→ **What to work on**
Scan the listing below. Copy each line that contains "users".

→ **Recorded data**

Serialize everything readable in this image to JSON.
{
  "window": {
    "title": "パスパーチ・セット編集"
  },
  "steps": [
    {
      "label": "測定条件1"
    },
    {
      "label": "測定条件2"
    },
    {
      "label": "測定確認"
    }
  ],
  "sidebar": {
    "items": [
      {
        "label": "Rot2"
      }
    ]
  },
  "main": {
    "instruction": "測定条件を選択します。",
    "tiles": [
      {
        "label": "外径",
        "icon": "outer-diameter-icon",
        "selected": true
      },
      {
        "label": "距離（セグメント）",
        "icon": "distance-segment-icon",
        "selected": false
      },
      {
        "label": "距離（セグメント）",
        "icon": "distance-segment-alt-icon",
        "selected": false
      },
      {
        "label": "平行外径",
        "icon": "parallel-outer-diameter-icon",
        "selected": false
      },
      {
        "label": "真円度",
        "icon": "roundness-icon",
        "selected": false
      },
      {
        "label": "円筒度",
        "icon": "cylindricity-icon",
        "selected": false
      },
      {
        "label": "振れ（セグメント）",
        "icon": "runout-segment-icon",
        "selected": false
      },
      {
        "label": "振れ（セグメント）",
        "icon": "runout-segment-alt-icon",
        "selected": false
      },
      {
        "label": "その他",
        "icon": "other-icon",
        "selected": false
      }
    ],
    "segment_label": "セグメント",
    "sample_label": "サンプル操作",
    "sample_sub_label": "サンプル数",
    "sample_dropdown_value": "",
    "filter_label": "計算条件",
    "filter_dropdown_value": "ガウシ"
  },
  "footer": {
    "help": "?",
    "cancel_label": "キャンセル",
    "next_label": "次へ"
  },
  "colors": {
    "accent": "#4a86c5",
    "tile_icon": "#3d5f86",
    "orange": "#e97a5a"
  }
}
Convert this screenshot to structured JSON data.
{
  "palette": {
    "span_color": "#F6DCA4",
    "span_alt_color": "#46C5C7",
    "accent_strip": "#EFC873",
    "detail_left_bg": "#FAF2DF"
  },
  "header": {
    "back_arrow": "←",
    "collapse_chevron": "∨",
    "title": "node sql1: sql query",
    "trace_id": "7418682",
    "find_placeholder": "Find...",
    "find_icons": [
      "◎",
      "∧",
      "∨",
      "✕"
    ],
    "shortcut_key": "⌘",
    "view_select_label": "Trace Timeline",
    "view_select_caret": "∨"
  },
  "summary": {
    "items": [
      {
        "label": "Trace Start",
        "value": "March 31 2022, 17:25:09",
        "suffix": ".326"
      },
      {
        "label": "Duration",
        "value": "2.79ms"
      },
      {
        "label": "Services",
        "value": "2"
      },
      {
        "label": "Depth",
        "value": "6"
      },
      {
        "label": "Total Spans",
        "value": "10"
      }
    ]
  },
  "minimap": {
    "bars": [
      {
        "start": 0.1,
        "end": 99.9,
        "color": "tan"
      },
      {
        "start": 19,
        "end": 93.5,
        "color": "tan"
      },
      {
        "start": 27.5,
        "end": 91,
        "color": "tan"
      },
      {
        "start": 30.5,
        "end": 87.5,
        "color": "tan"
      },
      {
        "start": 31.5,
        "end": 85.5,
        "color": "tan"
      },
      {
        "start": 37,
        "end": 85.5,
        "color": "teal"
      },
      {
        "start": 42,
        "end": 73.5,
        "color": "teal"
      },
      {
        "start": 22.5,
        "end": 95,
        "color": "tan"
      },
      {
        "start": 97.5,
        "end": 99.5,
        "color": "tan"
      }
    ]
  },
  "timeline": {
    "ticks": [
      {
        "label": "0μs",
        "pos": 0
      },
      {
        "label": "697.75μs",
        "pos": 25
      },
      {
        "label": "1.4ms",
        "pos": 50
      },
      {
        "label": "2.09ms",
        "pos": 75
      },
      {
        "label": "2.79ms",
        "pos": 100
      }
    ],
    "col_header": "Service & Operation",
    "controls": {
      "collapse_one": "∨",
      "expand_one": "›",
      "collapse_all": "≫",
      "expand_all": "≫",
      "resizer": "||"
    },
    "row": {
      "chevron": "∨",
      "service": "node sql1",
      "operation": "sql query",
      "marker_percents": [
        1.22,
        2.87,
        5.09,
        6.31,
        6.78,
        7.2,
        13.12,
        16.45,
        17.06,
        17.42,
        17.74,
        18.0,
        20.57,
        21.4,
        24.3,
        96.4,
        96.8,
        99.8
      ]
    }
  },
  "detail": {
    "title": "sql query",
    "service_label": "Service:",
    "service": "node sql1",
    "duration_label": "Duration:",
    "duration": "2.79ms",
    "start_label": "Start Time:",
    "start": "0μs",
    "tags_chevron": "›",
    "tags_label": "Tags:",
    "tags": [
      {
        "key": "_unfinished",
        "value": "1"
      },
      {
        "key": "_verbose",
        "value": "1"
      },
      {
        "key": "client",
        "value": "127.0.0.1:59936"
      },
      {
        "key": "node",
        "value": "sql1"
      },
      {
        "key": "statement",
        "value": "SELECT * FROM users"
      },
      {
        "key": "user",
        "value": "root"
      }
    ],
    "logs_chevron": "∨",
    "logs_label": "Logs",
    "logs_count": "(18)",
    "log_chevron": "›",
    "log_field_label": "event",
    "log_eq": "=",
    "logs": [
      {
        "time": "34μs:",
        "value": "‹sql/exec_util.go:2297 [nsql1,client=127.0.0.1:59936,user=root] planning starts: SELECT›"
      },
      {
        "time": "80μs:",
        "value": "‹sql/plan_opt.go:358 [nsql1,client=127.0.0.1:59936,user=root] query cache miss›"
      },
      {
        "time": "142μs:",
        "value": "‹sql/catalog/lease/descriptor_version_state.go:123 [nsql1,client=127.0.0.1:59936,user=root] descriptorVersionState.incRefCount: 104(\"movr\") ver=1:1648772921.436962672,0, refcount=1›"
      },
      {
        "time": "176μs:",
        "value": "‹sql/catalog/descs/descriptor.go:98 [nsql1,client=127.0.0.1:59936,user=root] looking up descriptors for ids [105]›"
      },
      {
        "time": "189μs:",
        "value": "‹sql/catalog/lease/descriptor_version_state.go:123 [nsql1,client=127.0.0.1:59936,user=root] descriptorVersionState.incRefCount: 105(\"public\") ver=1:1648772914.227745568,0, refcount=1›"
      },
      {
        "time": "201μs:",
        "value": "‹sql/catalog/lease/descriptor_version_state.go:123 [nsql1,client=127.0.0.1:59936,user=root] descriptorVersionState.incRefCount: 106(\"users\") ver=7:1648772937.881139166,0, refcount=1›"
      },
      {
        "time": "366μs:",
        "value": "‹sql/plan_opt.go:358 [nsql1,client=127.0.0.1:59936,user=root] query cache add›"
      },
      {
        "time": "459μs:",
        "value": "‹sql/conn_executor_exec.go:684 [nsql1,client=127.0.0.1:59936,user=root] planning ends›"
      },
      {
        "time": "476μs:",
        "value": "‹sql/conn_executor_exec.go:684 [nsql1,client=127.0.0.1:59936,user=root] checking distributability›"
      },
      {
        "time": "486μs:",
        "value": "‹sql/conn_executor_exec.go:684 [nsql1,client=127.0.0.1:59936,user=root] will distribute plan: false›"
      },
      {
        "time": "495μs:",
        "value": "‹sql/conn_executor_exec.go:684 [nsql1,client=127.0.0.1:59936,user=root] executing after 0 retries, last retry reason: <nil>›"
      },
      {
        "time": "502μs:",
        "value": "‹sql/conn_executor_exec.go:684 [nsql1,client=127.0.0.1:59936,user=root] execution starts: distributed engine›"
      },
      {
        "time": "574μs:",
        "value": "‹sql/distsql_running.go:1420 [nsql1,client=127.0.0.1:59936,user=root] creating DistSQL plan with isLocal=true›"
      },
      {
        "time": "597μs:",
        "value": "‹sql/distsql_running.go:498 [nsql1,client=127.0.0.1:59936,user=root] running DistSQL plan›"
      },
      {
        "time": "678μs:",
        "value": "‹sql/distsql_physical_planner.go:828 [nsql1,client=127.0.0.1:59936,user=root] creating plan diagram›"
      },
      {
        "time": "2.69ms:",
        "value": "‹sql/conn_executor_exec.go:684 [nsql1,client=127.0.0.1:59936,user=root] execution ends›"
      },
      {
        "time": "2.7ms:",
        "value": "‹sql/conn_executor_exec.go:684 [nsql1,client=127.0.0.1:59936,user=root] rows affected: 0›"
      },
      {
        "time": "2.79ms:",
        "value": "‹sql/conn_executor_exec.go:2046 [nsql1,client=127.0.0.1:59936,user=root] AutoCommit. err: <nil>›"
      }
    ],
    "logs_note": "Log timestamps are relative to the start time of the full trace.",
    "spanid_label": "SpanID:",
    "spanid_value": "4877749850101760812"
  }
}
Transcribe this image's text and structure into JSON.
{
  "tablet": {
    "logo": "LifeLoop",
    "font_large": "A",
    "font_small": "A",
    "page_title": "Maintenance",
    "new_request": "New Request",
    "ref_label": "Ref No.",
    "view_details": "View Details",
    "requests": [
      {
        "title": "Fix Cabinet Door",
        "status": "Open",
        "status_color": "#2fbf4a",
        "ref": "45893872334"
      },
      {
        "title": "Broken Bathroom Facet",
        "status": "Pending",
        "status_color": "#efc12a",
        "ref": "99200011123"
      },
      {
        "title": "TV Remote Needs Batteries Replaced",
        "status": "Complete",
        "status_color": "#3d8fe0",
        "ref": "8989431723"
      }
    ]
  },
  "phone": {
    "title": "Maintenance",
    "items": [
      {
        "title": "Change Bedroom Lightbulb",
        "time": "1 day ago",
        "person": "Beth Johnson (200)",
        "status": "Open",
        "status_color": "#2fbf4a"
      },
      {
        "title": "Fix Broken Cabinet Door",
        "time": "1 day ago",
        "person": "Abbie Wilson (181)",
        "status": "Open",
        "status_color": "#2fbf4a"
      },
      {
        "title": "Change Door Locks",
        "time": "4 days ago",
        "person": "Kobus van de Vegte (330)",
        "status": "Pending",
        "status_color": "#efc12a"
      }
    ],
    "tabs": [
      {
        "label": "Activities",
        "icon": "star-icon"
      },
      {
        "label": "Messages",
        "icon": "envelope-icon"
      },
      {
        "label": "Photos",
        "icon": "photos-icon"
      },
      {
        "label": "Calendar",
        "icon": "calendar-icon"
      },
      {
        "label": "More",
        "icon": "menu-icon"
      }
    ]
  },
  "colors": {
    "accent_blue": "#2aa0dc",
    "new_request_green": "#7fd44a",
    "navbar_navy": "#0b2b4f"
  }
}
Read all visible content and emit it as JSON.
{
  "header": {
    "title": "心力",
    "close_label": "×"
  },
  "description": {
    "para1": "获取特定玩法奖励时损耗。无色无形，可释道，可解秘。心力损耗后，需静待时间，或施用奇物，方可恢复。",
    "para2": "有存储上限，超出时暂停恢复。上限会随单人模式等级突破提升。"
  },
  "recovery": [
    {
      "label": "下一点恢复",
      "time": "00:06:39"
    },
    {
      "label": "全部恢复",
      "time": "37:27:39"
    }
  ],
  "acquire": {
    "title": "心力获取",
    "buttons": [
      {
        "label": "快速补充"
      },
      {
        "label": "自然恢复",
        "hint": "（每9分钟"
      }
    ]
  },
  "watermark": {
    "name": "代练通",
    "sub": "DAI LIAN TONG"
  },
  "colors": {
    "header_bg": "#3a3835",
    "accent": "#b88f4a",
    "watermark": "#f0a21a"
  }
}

→ **Task answer**
        "value": "SELECT * FROM users"
        "value": "‹sql/catalog/lease/descriptor_version_state.go:123 [nsql1,client=127.0.0.1:59936,user=root] descriptorVersionState.incRefCount: 106(\"users\") ver=7:1648772937.881139166,0, refcount=1›"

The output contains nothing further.